▶ Task statement
Print the data exactly as it is given, please.

▶ Supplied records
=======
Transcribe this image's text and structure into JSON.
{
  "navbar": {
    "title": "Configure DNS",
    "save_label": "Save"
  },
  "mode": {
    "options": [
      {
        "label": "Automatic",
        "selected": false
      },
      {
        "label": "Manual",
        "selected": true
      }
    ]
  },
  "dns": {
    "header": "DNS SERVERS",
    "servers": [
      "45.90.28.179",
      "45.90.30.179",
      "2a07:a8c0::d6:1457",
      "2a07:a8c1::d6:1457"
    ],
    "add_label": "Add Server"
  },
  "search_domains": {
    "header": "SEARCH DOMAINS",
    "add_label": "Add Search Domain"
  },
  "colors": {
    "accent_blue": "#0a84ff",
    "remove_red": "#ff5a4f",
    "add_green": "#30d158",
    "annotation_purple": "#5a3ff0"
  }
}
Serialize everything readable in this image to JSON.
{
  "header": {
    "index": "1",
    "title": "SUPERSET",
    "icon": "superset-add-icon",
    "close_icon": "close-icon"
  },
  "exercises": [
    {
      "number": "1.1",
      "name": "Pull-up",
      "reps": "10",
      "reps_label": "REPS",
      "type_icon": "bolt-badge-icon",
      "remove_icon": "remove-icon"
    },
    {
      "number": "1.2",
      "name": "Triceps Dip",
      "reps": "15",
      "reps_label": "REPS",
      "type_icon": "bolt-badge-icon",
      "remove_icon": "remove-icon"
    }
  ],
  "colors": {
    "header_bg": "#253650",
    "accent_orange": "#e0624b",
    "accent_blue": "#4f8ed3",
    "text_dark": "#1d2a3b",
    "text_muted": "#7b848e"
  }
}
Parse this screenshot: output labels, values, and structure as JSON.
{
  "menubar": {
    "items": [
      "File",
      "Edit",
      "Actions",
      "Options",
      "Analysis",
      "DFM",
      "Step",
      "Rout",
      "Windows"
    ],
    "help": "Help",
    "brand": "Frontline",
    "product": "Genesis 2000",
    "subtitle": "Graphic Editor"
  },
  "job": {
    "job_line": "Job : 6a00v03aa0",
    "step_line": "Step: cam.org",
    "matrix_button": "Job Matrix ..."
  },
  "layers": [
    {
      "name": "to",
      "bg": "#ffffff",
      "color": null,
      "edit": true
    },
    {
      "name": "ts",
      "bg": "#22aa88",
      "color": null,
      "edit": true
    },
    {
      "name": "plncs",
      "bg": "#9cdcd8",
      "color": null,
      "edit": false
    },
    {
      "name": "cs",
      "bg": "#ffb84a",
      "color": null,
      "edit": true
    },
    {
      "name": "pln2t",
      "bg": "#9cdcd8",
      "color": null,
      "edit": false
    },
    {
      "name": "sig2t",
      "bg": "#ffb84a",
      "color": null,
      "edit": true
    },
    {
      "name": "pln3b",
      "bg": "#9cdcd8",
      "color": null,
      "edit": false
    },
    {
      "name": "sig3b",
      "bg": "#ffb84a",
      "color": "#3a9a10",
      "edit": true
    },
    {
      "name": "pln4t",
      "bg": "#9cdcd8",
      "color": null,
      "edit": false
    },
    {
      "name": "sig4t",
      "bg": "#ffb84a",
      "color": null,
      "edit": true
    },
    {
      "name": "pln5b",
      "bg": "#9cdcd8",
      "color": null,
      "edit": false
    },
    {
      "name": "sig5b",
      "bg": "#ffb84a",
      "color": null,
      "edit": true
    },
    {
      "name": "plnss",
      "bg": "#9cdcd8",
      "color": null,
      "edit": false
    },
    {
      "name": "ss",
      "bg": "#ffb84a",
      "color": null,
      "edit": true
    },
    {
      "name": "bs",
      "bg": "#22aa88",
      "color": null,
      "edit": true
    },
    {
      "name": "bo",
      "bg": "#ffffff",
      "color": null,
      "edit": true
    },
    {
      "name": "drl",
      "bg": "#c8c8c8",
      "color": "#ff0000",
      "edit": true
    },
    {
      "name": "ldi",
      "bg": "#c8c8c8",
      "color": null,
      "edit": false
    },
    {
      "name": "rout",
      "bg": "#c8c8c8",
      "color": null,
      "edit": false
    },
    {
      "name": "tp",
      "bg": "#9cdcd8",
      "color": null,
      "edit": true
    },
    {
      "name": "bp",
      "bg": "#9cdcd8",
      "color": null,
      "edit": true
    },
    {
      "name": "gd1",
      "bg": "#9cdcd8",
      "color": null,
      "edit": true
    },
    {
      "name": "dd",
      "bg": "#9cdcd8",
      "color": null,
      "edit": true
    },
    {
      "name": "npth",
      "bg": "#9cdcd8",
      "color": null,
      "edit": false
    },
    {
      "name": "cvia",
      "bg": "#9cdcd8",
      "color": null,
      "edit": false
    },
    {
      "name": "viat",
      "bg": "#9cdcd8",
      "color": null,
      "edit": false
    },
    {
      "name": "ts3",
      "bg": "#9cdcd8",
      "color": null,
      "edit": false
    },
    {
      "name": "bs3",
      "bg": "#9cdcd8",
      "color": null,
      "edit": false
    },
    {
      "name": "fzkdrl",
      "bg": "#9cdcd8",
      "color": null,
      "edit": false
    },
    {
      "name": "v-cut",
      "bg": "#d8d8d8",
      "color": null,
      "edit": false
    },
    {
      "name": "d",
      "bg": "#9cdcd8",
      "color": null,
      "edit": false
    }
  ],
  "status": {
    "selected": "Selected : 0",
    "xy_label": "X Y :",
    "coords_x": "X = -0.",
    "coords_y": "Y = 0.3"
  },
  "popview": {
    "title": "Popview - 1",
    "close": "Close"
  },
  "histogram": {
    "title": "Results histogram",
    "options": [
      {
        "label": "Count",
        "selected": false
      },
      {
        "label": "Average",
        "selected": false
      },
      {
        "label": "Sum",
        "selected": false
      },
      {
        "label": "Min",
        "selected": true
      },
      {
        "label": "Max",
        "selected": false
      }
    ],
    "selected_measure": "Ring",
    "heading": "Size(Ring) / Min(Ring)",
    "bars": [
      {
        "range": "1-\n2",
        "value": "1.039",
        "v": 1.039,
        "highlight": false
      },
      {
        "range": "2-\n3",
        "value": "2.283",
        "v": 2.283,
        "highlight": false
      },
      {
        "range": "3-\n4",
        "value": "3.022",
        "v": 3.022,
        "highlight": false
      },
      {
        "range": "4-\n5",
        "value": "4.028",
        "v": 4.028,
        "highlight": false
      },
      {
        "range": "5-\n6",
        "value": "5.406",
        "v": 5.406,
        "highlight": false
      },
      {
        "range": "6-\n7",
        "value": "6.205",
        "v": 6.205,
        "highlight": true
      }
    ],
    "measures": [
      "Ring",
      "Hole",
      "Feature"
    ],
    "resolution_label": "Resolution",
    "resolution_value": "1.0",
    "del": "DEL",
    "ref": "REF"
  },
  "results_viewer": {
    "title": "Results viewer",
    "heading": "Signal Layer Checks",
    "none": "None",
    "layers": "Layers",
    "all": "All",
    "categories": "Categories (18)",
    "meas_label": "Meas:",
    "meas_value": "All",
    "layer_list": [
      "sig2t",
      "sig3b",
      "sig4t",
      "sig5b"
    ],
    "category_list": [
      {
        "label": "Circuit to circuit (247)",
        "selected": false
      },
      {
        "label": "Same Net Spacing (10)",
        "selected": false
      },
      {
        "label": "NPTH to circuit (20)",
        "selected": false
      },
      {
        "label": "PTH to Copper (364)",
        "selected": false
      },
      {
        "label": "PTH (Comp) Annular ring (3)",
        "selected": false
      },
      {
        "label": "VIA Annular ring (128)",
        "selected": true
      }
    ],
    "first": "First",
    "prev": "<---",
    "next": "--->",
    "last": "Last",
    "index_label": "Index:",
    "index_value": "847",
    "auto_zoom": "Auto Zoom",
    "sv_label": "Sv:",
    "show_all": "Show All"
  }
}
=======
▶ Answer to this task
Transcribe this image's text and structure into JSON.
{
  "navbar": {
    "title": "Configure DNS",
    "save_label": "Save"
  },
  "mode": {
    "options": [
      {
        "label": "Automatic",
        "selected": false
      },
      {
        "label": "Manual",
        "selected": true
      }
    ]
  },
  "dns": {
    "header": "DNS SERVERS",
    "servers": [
      "45.90.28.179",
      "45.90.30.179",
      "2a07:a8c0::d6:1457",
      "2a07:a8c1::d6:1457"
    ],
    "add_label": "Add Server"
  },
  "search_domains": {
    "header": "SEARCH DOMAINS",
    "add_label": "Add Search Domain"
  },
  "colors": {
    "accent_blue": "#0a84ff",
    "remove_red": "#ff5a4f",
    "add_green": "#30d158",
    "annotation_purple": "#5a3ff0"
  }
}
Serialize everything readable in this image to JSON.
{
  "header": {
    "index": "1",
    "title": "SUPERSET",
    "icon": "superset-add-icon",
    "close_icon": "close-icon"
  },
  "exercises": [
    {
      "number": "1.1",
      "name": "Pull-up",
      "reps": "10",
      "reps_label": "REPS",
      "type_icon": "bolt-badge-icon",
      "remove_icon": "remove-icon"
    },
    {
      "number": "1.2",
      "name": "Triceps Dip",
      "reps": "15",
      "reps_label": "REPS",
      "type_icon": "bolt-badge-icon",
      "remove_icon": "remove-icon"
    }
  ],
  "colors": {
    "header_bg": "#253650",
    "accent_orange": "#e0624b",
    "accent_blue": "#4f8ed3",
    "text_dark": "#1d2a3b",
    "text_muted": "#7b848e"
  }
}
Parse this screenshot: output labels, values, and structure as JSON.
{
  "menubar": {
    "items": [
      "File",
      "Edit",
      "Actions",
      "Options",
      "Analysis",
      "DFM",
      "Step",
      "Rout",
      "Windows"
    ],
    "help": "Help",
    "brand": "Frontline",
    "product": "Genesis 2000",
    "subtitle": "Graphic Editor"
  },
  "job": {
    "job_line": "Job : 6a00v03aa0",
    "step_line": "Step: cam.org",
    "matrix_button": "Job Matrix ..."
  },
  "layers": [
    {
      "name": "to",
      "bg": "#ffffff",
      "color": null,
      "edit": true
    },
    {
      "name": "ts",
      "bg": "#22aa88",
      "color": null,
      "edit": true
    },
    {
      "name": "plncs",
      "bg": "#9cdcd8",
      "color": null,
      "edit": false
    },
    {
      "name": "cs",
      "bg": "#ffb84a",
      "color": null,
      "edit": true
    },
    {
      "name": "pln2t",
      "bg": "#9cdcd8",
      "color": null,
      "edit": false
    },
    {
      "name": "sig2t",
      "bg": "#ffb84a",
      "color": null,
      "edit": true
    },
    {
      "name": "pln3b",
      "bg": "#9cdcd8",
      "color": null,
      "edit": false
    },
    {
      "name": "sig3b",
      "bg": "#ffb84a",
      "color": "#3a9a10",
      "edit": true
    },
    {
      "name": "pln4t",
      "bg": "#9cdcd8",
      "color": null,
      "edit": false
    },
    {
      "name": "sig4t",
      "bg": "#ffb84a",
      "color": null,
      "edit": true
    },
    {
      "name": "pln5b",
      "bg": "#9cdcd8",
      "color": null,
      "edit": false
    },
    {
      "name": "sig5b",
      "bg": "#ffb84a",
      "color": null,
      "edit": true
    },
    {
      "name": "plnss",
      "bg": "#9cdcd8",
      "color": null,
      "edit": false
    },
    {
      "name": "ss",
      "bg": "#ffb84a",
      "color": null,
      "edit": true
    },
    {
      "name": "bs",
      "bg": "#22aa88",
      "color": null,
      "edit": true
    },
    {
      "name": "bo",
      "bg": "#ffffff",
      "color": null,
      "edit": true
    },
    {
      "name": "drl",
      "bg": "#c8c8c8",
      "color": "#ff0000",
      "edit": true
    },
    {
      "name": "ldi",
      "bg": "#c8c8c8",
      "color": null,
      "edit": false
    },
    {
      "name": "rout",
      "bg": "#c8c8c8",
      "color": null,
      "edit": false
    },
    {
      "name": "tp",
      "bg": "#9cdcd8",
      "color": null,
      "edit": true
    },
    {
      "name": "bp",
      "bg": "#9cdcd8",
      "color": null,
      "edit": true
    },
    {
      "name": "gd1",
      "bg": "#9cdcd8",
      "color": null,
      "edit": true
    },
    {
      "name": "dd",
      "bg": "#9cdcd8",
      "color": null,
      "edit": true
    },
    {
      "name": "npth",
      "bg": "#9cdcd8",
      "color": null,
      "edit": false
    },
    {
      "name": "cvia",
      "bg": "#9cdcd8",
      "color": null,
      "edit": false
    },
    {
      "name": "viat",
      "bg": "#9cdcd8",
      "color": null,
      "edit": false
    },
    {
      "name": "ts3",
      "bg": "#9cdcd8",
      "color": null,
      "edit": false
    },
    {
      "name": "bs3",
      "bg": "#9cdcd8",
      "color": null,
      "edit": false
    },
    {
      "name": "fzkdrl",
      "bg": "#9cdcd8",
      "color": null,
      "edit": false
    },
    {
      "name": "v-cut",
      "bg": "#d8d8d8",
      "color": null,
      "edit": false
    },
    {
      "name": "d",
      "bg": "#9cdcd8",
      "color": null,
      "edit": false
    }
  ],
  "status": {
    "selected": "Selected : 0",
    "xy_label": "X Y :",
    "coords_x": "X = -0.",
    "coords_y": "Y = 0.3"
  },
  "popview": {
    "title": "Popview - 1",
    "close": "Close"
  },
  "histogram": {
    "title": "Results histogram",
    "options": [
      {
        "label": "Count",
        "selected": false
      },
      {
        "label": "Average",
        "selected": false
      },
      {
        "label": "Sum",
        "selected": false
      },
      {
        "label": "Min",
        "selected": true
      },
      {
        "label": "Max",
        "selected": false
      }
    ],
    "selected_measure": "Ring",
    "heading": "Size(Ring) / Min(Ring)",
    "bars": [
      {
        "range": "1-\n2",
        "value": "1.039",
        "v": 1.039,
        "highlight": false
      },
      {
        "range": "2-\n3",
        "value": "2.283",
        "v": 2.283,
        "highlight": false
      },
      {
        "range": "3-\n4",
        "value": "3.022",
        "v": 3.022,
        "highlight": false
      },
      {
        "range": "4-\n5",
        "value": "4.028",
        "v": 4.028,
        "highlight": false
      },
      {
        "range": "5-\n6",
        "value": "5.406",
        "v": 5.406,
        "highlight": false
      },
      {
        "range": "6-\n7",
        "value": "6.205",
        "v": 6.205,
        "highlight": true
      }
    ],
    "measures": [
      "Ring",
      "Hole",
      "Feature"
    ],
    "resolution_label": "Resolution",
    "resolution_value": "1.0",
    "del": "DEL",
    "ref": "REF"
  },
  "results_viewer": {
    "title": "Results viewer",
    "heading": "Signal Layer Checks",
    "none": "None",
    "layers": "Layers",
    "all": "All",
    "categories": "Categories (18)",
    "meas_label": "Meas:",
    "meas_value": "All",
    "layer_list": [
      "sig2t",
      "sig3b",
      "sig4t",
      "sig5b"
    ],
    "category_list": [
      {
        "label": "Circuit to circuit (247)",
        "selected": false
      },
      {
        "label": "Same Net Spacing (10)",
        "selected": false
      },
      {
        "label": "NPTH to circuit (20)",
        "selected": false
      },
      {
        "label": "PTH to Copper (364)",
        "selected": false
      },
      {
        "label": "PTH (Comp) Annular ring (3)",
        "selected": false
      },
      {
        "label": "VIA Annular ring (128)",
        "selected": true
      }
    ],
    "first": "First",
    "prev": "<---",
    "next": "--->",
    "last": "Last",
    "index_label": "Index:",
    "index_value": "847",
    "auto_zoom": "Auto Zoom",
    "sv_label": "Sv:",
    "show_all": "Show All"
  }
}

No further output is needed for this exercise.